I am the shittiest superhuman ever. I’m not the last son of a dying planet. I can’t fire laser beams out of my eyes and I don’t even look good in spandex, but I have nevertheless taken my first step towards joining the ranks of the Avengers. What sets me apart from ordinary mortals, you ask? I can sense magnetic fields through a tiny magnet implanted into my finger.
Bio-hackers and transhumanism
Unsatisfied by the usual obsessing over one’s beautiful body in the gym, my transformative impulse and dissatisfaction with the flesh drove me into the arms of amateur surgery. Biohacking is the latest incarnation of the alchemical quest to transmute lead into gold. Traditionally on more of a metaphorical quest than an economic one, alchemists sought to purify their souls in an attempt to reach enlightenment.
Today’s alchemists have set aside their aqua regia and esoteric trappings. Instead, they’ve become science advocates who call themselves transhumanists. Transhumanism is an international movement with an ambitious goal: the complete transformation of the human condition by embracing emergent technologies. You know, besides everyone having smartphones. Biohackers, or “grinders” combine transhumanist ideals with the hacker mentality, treating the body as a Do-It-Yourself kit to enlightenment. Brave explorers of the human frontier, one and all.
The merits of a magnetic finger
The reality, of course, is that grinders are a bunch of technology fetishists who like sticking magnets and computer chips underneath their skins, pretending to be cyborgs. My kind of people. So I took the plunge last October and had a friendly piercer go wild on my finger, hoping for new bastions of experience to unlock themselves before me. Lo and behold, I can now pick up paperclips with but a hand gesture!
In addition to regular touch, my finger can now feel the size and shape of magnetic fields. The magnet vibrates when it encounters these fields, stimulating the nerves in my finger, which makes for a curious buzzing sensation. Magnetic fields are generated by all sorts of electronics, so now I’m able to get tickled by a microwave, find live wires, and feel my laptop’s hard drive buzzing while I type this article. In fact, I’ve become a human voltage tester.

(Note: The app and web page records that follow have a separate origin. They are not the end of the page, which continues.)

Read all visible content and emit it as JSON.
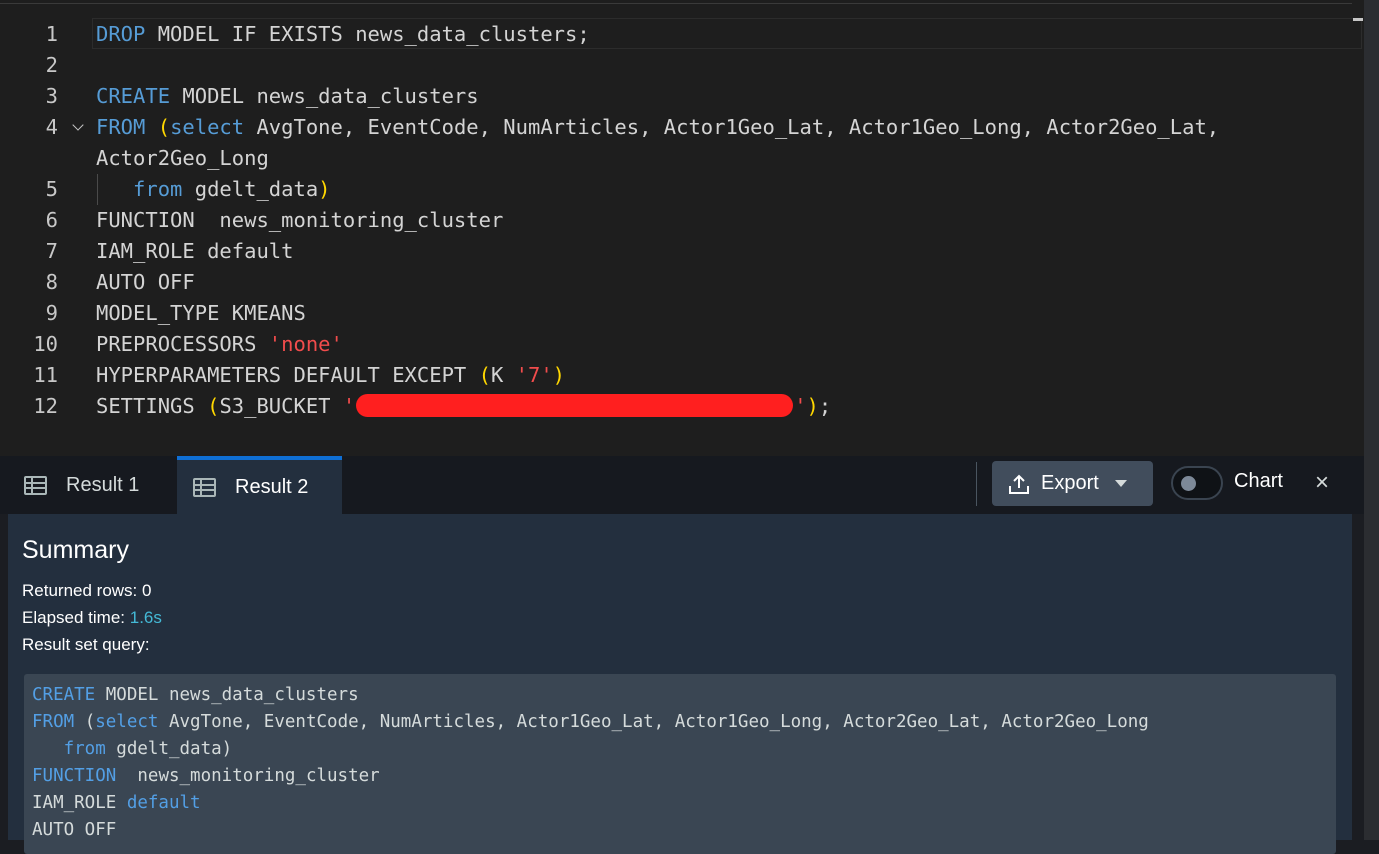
{
  "editor": {
    "lines": [
      {
        "num": "1",
        "parts": [
          {
            "t": "DROP",
            "c": "kw"
          },
          {
            "t": " MODEL IF EXISTS news_data_clusters;"
          }
        ]
      },
      {
        "num": "2",
        "parts": []
      },
      {
        "num": "3",
        "parts": [
          {
            "t": "CREATE",
            "c": "kw"
          },
          {
            "t": " MODEL news_data_clusters"
          }
        ]
      },
      {
        "num": "4",
        "fold": true,
        "parts": [
          {
            "t": "FROM",
            "c": "kw"
          },
          {
            "t": " "
          },
          {
            "t": "(",
            "c": "par"
          },
          {
            "t": "select",
            "c": "kw"
          },
          {
            "t": " AvgTone, EventCode, NumArticles, Actor1Geo_Lat, Actor1Geo_Long, Actor2Geo_Lat,"
          }
        ]
      },
      {
        "num": "",
        "parts": [
          {
            "t": "Actor2Geo_Long"
          }
        ]
      },
      {
        "num": "5",
        "parts": [
          {
            "t": "   "
          },
          {
            "t": "from",
            "c": "kw"
          },
          {
            "t": " gdelt_data"
          },
          {
            "t": ")",
            "c": "par"
          }
        ]
      },
      {
        "num": "6",
        "parts": [
          {
            "t": "FUNCTION  news_monitoring_cluster"
          }
        ]
      },
      {
        "num": "7",
        "parts": [
          {
            "t": "IAM_ROLE default"
          }
        ]
      },
      {
        "num": "8",
        "parts": [
          {
            "t": "AUTO OFF"
          }
        ]
      },
      {
        "num": "9",
        "parts": [
          {
            "t": "MODEL_TYPE KMEANS"
          }
        ]
      },
      {
        "num": "10",
        "parts": [
          {
            "t": "PREPROCESSORS "
          },
          {
            "t": "'none'",
            "c": "str"
          }
        ]
      },
      {
        "num": "11",
        "parts": [
          {
            "t": "HYPERPARAMETERS DEFAULT EXCEPT "
          },
          {
            "t": "(",
            "c": "par"
          },
          {
            "t": "K "
          },
          {
            "t": "'7'",
            "c": "str"
          },
          {
            "t": ")",
            "c": "par"
          }
        ]
      },
      {
        "num": "12",
        "parts": [
          {
            "t": "SETTINGS "
          },
          {
            "t": "(",
            "c": "par"
          },
          {
            "t": "S3_BUCKET "
          },
          {
            "t": "'",
            "c": "str"
          },
          {
            "redact": true
          },
          {
            "t": "'",
            "c": "str"
          },
          {
            "t": ")",
            "c": "par"
          },
          {
            "t": ";"
          }
        ]
      }
    ]
  },
  "tabs": [
    {
      "label": "Result 1",
      "active": false
    },
    {
      "label": "Result 2",
      "active": true
    }
  ],
  "toolbar": {
    "export_label": "Export",
    "chart_label": "Chart",
    "chart_toggle_on": false,
    "close_symbol": "×"
  },
  "summary": {
    "title": "Summary",
    "returned_rows_label": "Returned rows: 0",
    "elapsed_label": "Elapsed time:",
    "elapsed_value": "1.6s",
    "result_set_label": "Result set query:"
  },
  "query": {
    "lines": [
      [
        {
          "t": "CREATE",
          "c": "kw"
        },
        {
          "t": " MODEL news_data_clusters"
        }
      ],
      [
        {
          "t": "FROM",
          "c": "kw"
        },
        {
          "t": " ("
        },
        {
          "t": "select",
          "c": "kw"
        },
        {
          "t": " AvgTone, EventCode, NumArticles, Actor1Geo_Lat, Actor1Geo_Long, Actor2Geo_Lat, Actor2Geo_Long"
        }
      ],
      [
        {
          "t": "   "
        },
        {
          "t": "from",
          "c": "kw"
        },
        {
          "t": " gdelt_data)"
        }
      ],
      [
        {
          "t": "FUNCTION",
          "c": "kw"
        },
        {
          "t": "  news_monitoring_cluster"
        }
      ],
      [
        {
          "t": "IAM_ROLE "
        },
        {
          "t": "default",
          "c": "kw"
        }
      ],
      [
        {
          "t": "AUTO OFF"
        }
      ]
    ]
  },
  "colors": {
    "keyword": "#569cd6",
    "string": "#f14c4c",
    "bracket": "#ffd700",
    "active_tab_border": "#0f6fd5",
    "elapsed_value": "#44b9d6"
  },
  "icons": {
    "tab_icon": "table-icon",
    "export_icon": "upload-icon",
    "dropdown_icon": "caret-down-icon",
    "fold_icon": "chevron-down-icon",
    "close_icon": "close-icon"
  }
}
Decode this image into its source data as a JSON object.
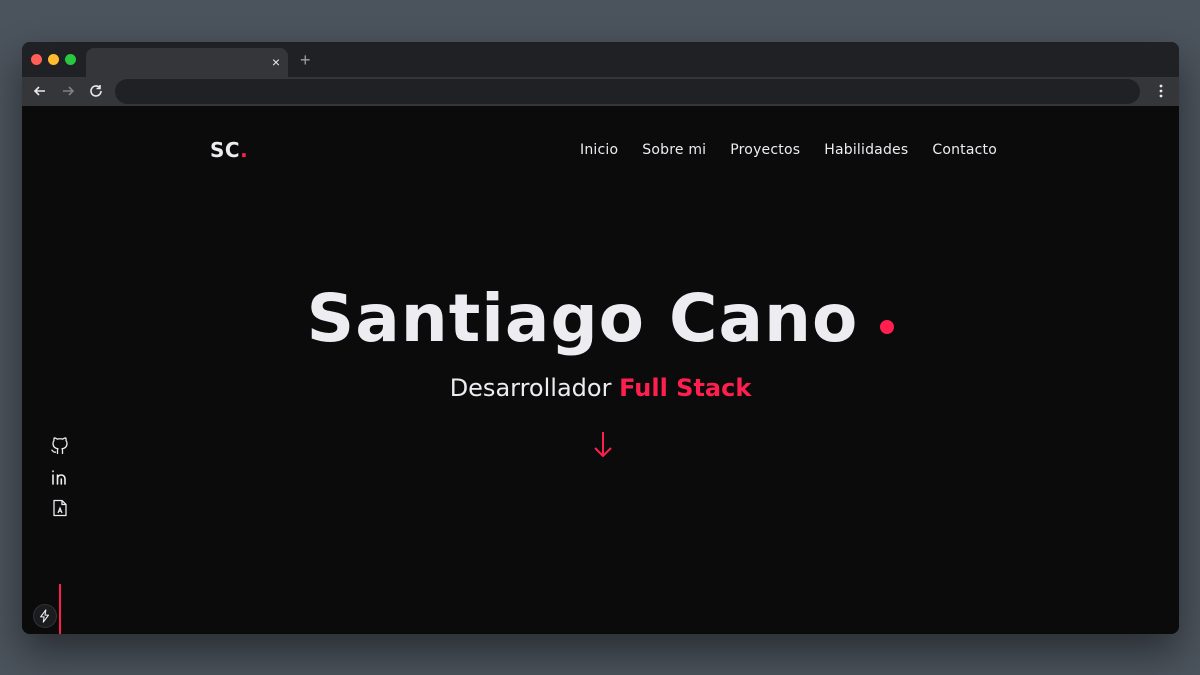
{
  "browser": {
    "tab_close": "×",
    "new_tab": "+",
    "address": ""
  },
  "site": {
    "logo_text": "SC",
    "logo_dot": ".",
    "nav": [
      "Inicio",
      "Sobre mi",
      "Proyectos",
      "Habilidades",
      "Contacto"
    ],
    "hero_name": "Santiago Cano",
    "subtitle_plain": "Desarrollador ",
    "subtitle_accent": "Full Stack",
    "accent_color": "#ff1f4f",
    "socials": [
      "github-icon",
      "linkedin-icon",
      "resume-icon"
    ]
  }
}
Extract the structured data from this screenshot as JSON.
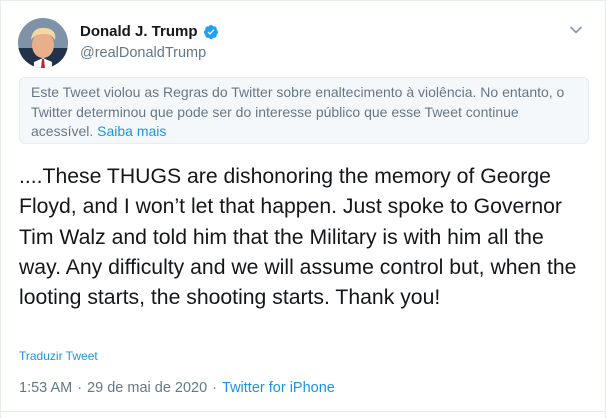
{
  "author": {
    "display_name": "Donald J. Trump",
    "handle": "@realDonaldTrump",
    "verified": true
  },
  "icons": {
    "verified": "verified-badge-icon",
    "menu": "chevron-down-icon"
  },
  "notice": {
    "text": "Este Tweet violou as Regras do Twitter sobre enaltecimento à violência. No entanto, o Twitter determinou que pode ser do interesse público que esse Tweet continue acessível. ",
    "link_label": "Saiba mais"
  },
  "tweet": {
    "text": "....These THUGS are dishonoring the memory of George Floyd, and I won’t let that happen. Just spoke to Governor Tim Walz and told him that the Military is with him all the way. Any difficulty and we will assume control but, when the looting starts, the shooting starts. Thank you!",
    "translate_label": "Traduzir Tweet",
    "time": "1:53 AM",
    "date": "29 de mai de 2020",
    "separator": "·",
    "source": "Twitter for iPhone"
  },
  "colors": {
    "link": "#1b95e0",
    "muted": "#657786",
    "text": "#14171a",
    "notice_bg": "#f5f8fa",
    "verified": "#1da1f2"
  }
}
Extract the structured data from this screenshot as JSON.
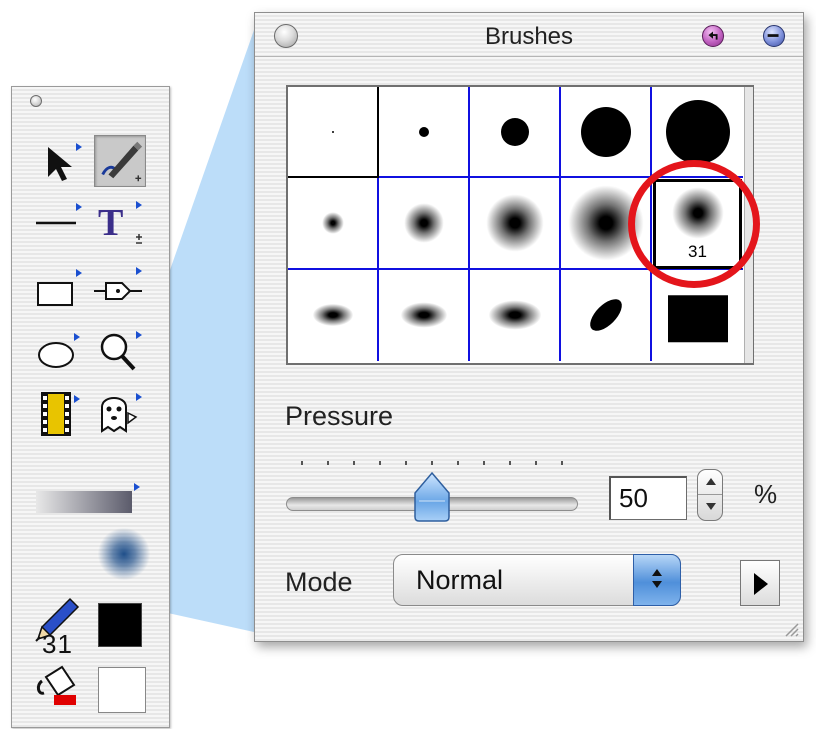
{
  "toolbox": {
    "brush_size_value": "31",
    "tools": [
      {
        "name": "arrow-tool",
        "icon": "arrow-select-icon"
      },
      {
        "name": "brush-tool",
        "icon": "brush-pen-icon",
        "active": true
      },
      {
        "name": "line-tool",
        "icon": "line-icon"
      },
      {
        "name": "text-tool",
        "icon": "text-t-icon"
      },
      {
        "name": "rectangle-tool",
        "icon": "rectangle-icon"
      },
      {
        "name": "pen-tool",
        "icon": "pen-nib-icon"
      },
      {
        "name": "oval-tool",
        "icon": "oval-icon"
      },
      {
        "name": "zoom-tool",
        "icon": "magnifier-icon"
      },
      {
        "name": "movie-tool",
        "icon": "film-strip-icon"
      },
      {
        "name": "ghost-tool",
        "icon": "ghost-icon"
      }
    ],
    "colors": {
      "brush_preview": "#1f4f8a",
      "stroke": "#000000",
      "fill": "#ffffff"
    }
  },
  "palette": {
    "title": "Brushes",
    "selected_brush_label": "31",
    "brushes": [
      {
        "shape": "hard-dot",
        "size": 2
      },
      {
        "shape": "hard-dot",
        "size": 10
      },
      {
        "shape": "hard-dot",
        "size": 28
      },
      {
        "shape": "hard-dot",
        "size": 50
      },
      {
        "shape": "hard-dot",
        "size": 64
      },
      {
        "shape": "soft-dot",
        "size": 22
      },
      {
        "shape": "soft-dot",
        "size": 40
      },
      {
        "shape": "soft-dot",
        "size": 58
      },
      {
        "shape": "soft-dot",
        "size": 76
      },
      {
        "shape": "soft-dot",
        "size": 52,
        "label": "31",
        "selected": true
      },
      {
        "shape": "soft-ellipse",
        "size": 40
      },
      {
        "shape": "soft-ellipse",
        "size": 46
      },
      {
        "shape": "soft-ellipse",
        "size": 52
      },
      {
        "shape": "hard-angled-ellipse",
        "size": 40
      },
      {
        "shape": "hard-square",
        "size": 60
      }
    ],
    "pressure_label": "Pressure",
    "pressure_value": "50",
    "pressure_percent": 50,
    "percent_symbol": "%",
    "mode_label": "Mode",
    "mode_value": "Normal",
    "accent_color": "#1010e0",
    "highlight_color": "#e4151b"
  }
}
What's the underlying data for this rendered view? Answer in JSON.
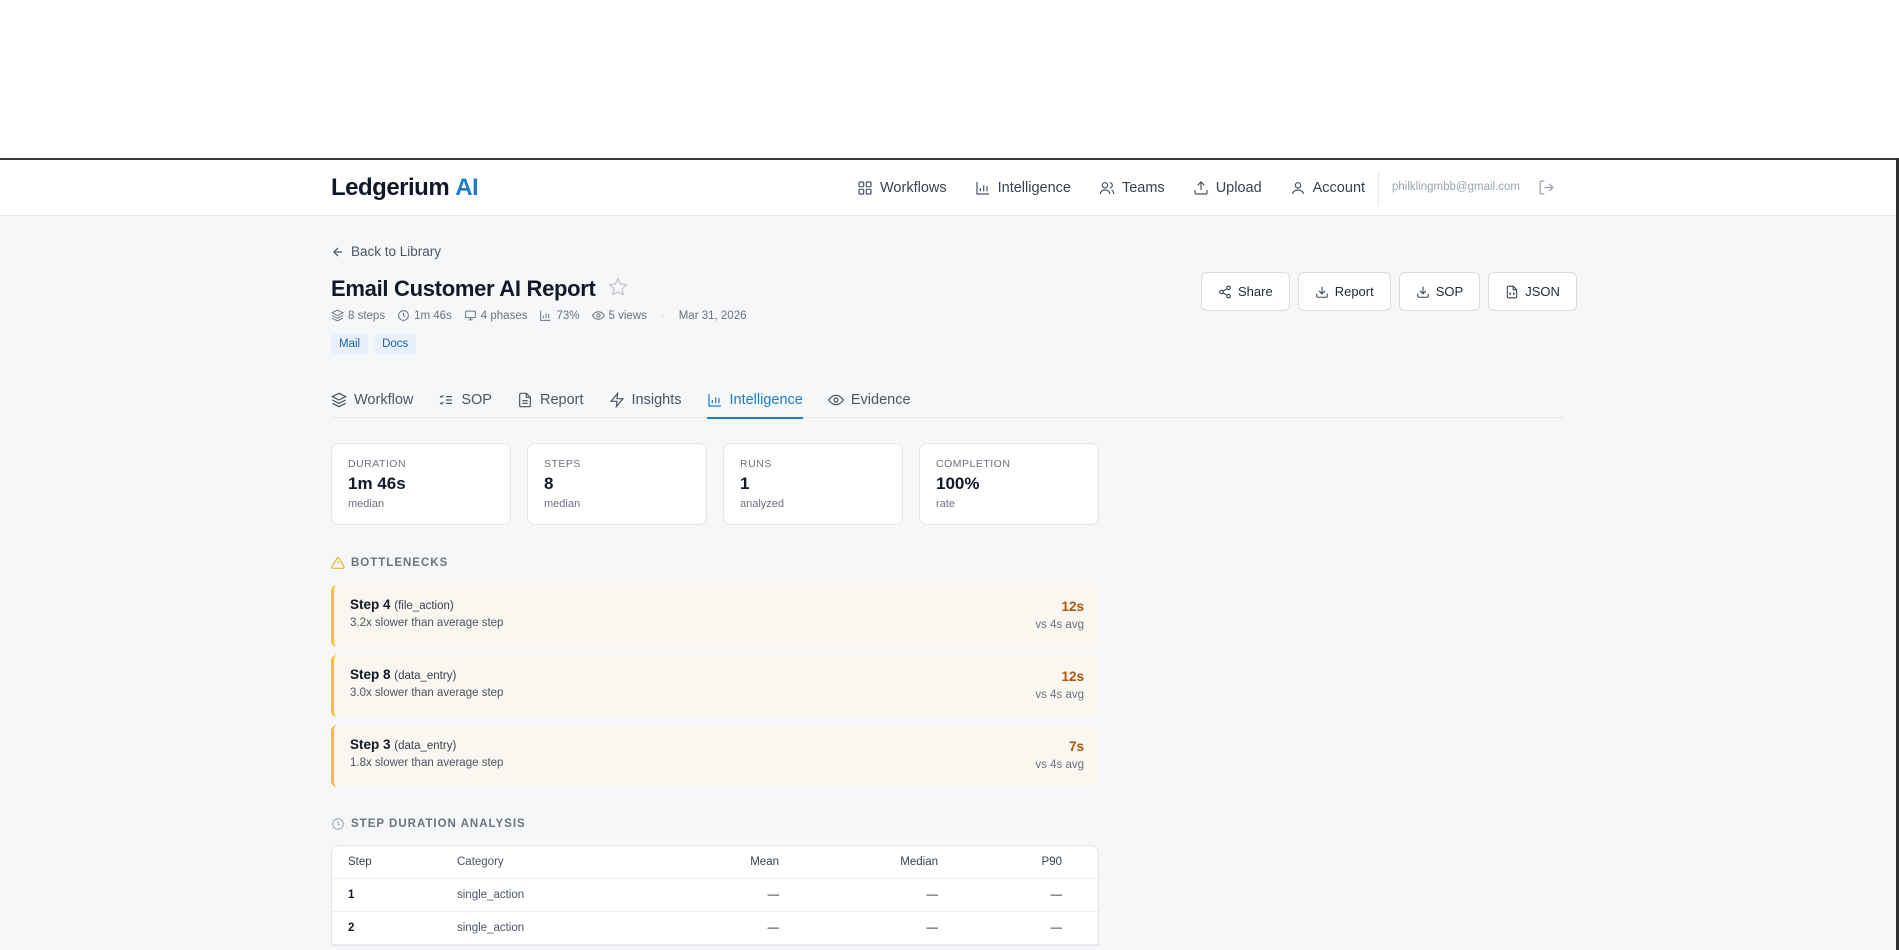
{
  "app": {
    "logo_main": "Ledgerium",
    "logo_accent": "AI"
  },
  "nav": {
    "links": [
      {
        "label": "Workflows",
        "icon": "grid-icon"
      },
      {
        "label": "Intelligence",
        "icon": "bar-chart-icon"
      },
      {
        "label": "Teams",
        "icon": "users-icon"
      },
      {
        "label": "Upload",
        "icon": "upload-icon"
      },
      {
        "label": "Account",
        "icon": "user-icon"
      }
    ],
    "email": "philklingmbb@gmail.com",
    "logout_icon": "logout-icon"
  },
  "page": {
    "back_label": "Back to Library",
    "title": "Email Customer AI Report",
    "meta": {
      "steps": "8 steps",
      "duration": "1m 46s",
      "phases": "4 phases",
      "completion": "73%",
      "views": "5 views",
      "separator": "·",
      "date": "Mar 31, 2026"
    },
    "tags": [
      "Mail",
      "Docs"
    ],
    "actions": {
      "share": "Share",
      "report": "Report",
      "sop": "SOP",
      "json": "JSON"
    }
  },
  "tabs": [
    {
      "label": "Workflow",
      "active": false
    },
    {
      "label": "SOP",
      "active": false
    },
    {
      "label": "Report",
      "active": false
    },
    {
      "label": "Insights",
      "active": false
    },
    {
      "label": "Intelligence",
      "active": true
    },
    {
      "label": "Evidence",
      "active": false
    }
  ],
  "stats": [
    {
      "label": "DURATION",
      "value": "1m 46s",
      "sub": "median"
    },
    {
      "label": "STEPS",
      "value": "8",
      "sub": "median"
    },
    {
      "label": "RUNS",
      "value": "1",
      "sub": "analyzed"
    },
    {
      "label": "COMPLETION",
      "value": "100%",
      "sub": "rate"
    }
  ],
  "bottlenecks": {
    "heading": "BOTTLENECKS",
    "items": [
      {
        "step": "Step 4",
        "category": "(file_action)",
        "desc": "3.2x slower than average step",
        "value": "12s",
        "avg": "vs 4s avg"
      },
      {
        "step": "Step 8",
        "category": "(data_entry)",
        "desc": "3.0x slower than average step",
        "value": "12s",
        "avg": "vs 4s avg"
      },
      {
        "step": "Step 3",
        "category": "(data_entry)",
        "desc": "1.8x slower than average step",
        "value": "7s",
        "avg": "vs 4s avg"
      }
    ]
  },
  "duration_analysis": {
    "heading": "STEP DURATION ANALYSIS",
    "columns": [
      "Step",
      "Category",
      "Mean",
      "Median",
      "P90"
    ],
    "rows": [
      {
        "step": "1",
        "category": "single_action",
        "mean": "—",
        "median": "—",
        "p90": "—"
      },
      {
        "step": "2",
        "category": "single_action",
        "mean": "—",
        "median": "—",
        "p90": "—"
      }
    ]
  },
  "colors": {
    "accent": "#1f7bd0",
    "bottleneck_border": "#f2c230",
    "bottleneck_value": "#b45309",
    "warning_icon": "#e0a614"
  }
}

Having obtained these awe-inspiring powers, I don’t feel any more or less human than before. My new magnetic sense has made me aware of vistas beyond the usual human experience, but nothing’s too impressive as of yet. So, for now, I will have to be content with performing super powerful party tricks. After all, with great power comes great responsibility.
Hameed, J.; Harrison, I.; Gasson, M.N.; Warwick, K. (2010). A novel human-machine interface using subdermal magnetic implants Cybernetic Intelligent Systems (CIS) DOI: 10.1109/UKRICIS.2010.5898141